Did you hear about the Southwest Airlines pilot who caused a panic attack on his aircraft with a simple act of kindness?
According to a Newsday story, an air traffic controller contacted the pilot to tell him that the mother of one of their controllers was on his flight.
Apparently he asked the pilot to wish her a happy birthday. So the pilot got on the PA system and attempted to do so. He got as far as, "There's a mom onboard." To many of the passengers, this apparently sounded like, "There's a bomb on board" and the fun began.
Flight attendants and the pilot were able to explain the snafu and calm the crowd, but a couple of the passengers were still upset enough to contact security after landing. And that's what makes this story unique.
In the past, it has been the airline crews and security agents who have taken the dialogue seriously. And no wonder. With the airlines and airports at high alert, flight crews and security agents are understandably concerned. A simple "Hi" to your good friend Jack can cause you to miss your flight. But sometimes they go overboard.
Last week, while going through security at San Francisco International Airport, I overheard a passenger tell an agent, "Be careful with that bag. You never know what you'll find." That passenger found himself in a private pat-down area wishing he had kept his mouth shut.
A few years ago, an aircraft was aborted and returned to the gate when a passenger repeatedly said, "Bye-bye aircraft" while the flight attendant was giving the safety demonstration. Removing the passenger from the flight sounds like a reasonable response, except he was 18-months old.
In the quest for safety, the TSA continuously adds new devices to keep our country safe. But at times they take the changes to ridiculous extremes and the travelers rebel.
When one passenger felt the pat-downs became too intense at Salt Lake City International Airport, he stripped down to a Speedo swimsuit before going through scanning. And other passengers have stripped even further.
When concerns were raised about the safety of the new body-scanning machines, some passengers advocated a sort of passenger strike. Again at Salt Lake International Airport, angry travelers caused an airport slowdown. They organized several travelers to request pat-downs in lieu of the scanning machines and caused major delays for several airlines.
When parents became irate over requiring young children to remove their shoes, the TSA finally decided children weren't a huge terrorist risk. They rescinded the regulation so children 12 and under can keep their shoes on when they pass through security.
But in the past it was the airline personal and the security agents who carried the fear factor to the extreme. Now it seems passengers, who rarely listened to the announcements, are tuning in. Air travel has become serious business.

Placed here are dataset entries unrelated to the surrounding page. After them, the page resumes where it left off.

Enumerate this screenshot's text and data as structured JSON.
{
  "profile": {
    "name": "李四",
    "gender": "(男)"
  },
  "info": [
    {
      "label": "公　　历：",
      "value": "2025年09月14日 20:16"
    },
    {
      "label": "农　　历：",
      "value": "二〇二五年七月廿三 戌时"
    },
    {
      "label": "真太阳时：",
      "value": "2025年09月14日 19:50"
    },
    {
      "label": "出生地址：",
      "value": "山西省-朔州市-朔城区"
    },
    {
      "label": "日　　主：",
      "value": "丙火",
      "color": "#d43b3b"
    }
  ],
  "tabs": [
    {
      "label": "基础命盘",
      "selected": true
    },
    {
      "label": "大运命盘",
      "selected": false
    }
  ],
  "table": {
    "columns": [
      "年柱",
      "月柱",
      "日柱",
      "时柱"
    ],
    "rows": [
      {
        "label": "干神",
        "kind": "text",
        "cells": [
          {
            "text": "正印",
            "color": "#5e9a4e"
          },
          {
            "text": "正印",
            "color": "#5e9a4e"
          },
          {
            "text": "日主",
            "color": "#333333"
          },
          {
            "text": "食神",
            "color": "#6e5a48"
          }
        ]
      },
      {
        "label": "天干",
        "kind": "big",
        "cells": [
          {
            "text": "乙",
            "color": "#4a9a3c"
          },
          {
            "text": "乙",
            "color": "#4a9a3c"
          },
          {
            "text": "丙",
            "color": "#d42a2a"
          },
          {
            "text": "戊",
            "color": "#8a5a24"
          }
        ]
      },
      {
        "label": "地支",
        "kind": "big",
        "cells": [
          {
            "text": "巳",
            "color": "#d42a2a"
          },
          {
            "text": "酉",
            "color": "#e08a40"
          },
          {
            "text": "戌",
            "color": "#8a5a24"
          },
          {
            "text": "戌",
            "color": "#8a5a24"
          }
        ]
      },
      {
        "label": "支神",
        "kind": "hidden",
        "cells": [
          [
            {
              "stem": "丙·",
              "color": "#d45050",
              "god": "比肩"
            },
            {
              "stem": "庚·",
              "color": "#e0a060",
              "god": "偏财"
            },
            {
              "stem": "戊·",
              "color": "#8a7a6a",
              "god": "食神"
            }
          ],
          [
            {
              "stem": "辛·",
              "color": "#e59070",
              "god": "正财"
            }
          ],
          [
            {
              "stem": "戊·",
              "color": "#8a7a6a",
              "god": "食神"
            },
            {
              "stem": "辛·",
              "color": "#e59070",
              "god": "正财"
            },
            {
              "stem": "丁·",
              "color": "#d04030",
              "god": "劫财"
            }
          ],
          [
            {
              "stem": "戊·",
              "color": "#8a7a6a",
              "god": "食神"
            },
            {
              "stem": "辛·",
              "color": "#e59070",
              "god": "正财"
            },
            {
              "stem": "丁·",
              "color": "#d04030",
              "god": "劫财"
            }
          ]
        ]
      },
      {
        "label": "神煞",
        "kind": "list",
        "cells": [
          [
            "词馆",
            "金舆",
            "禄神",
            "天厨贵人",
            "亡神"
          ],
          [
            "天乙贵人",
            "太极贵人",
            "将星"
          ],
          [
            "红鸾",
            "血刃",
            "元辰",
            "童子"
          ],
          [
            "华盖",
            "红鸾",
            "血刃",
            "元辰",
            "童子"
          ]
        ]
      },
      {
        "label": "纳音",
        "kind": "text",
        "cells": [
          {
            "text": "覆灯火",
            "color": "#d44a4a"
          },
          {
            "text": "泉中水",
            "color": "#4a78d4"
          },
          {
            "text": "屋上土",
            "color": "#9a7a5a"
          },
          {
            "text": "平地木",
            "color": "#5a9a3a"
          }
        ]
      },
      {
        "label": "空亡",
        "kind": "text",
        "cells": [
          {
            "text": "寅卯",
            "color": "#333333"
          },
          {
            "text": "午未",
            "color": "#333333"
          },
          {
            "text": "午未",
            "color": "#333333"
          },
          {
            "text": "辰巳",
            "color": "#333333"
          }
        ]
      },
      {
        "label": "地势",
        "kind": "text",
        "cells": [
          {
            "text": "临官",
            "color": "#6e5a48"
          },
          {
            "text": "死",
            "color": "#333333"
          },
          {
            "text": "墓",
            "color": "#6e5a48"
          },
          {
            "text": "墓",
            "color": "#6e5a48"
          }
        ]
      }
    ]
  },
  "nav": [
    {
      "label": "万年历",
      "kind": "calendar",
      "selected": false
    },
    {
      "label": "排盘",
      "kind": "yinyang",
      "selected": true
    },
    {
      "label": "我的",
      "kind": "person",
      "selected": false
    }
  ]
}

As that pilot learned, any conversation can be taken out of context and just doesn't fly these days.
• Gail Todd, a freelance writer, worked as a flight attendant for more than 30 years. She can be reached via email at firstname.lastname@example.org.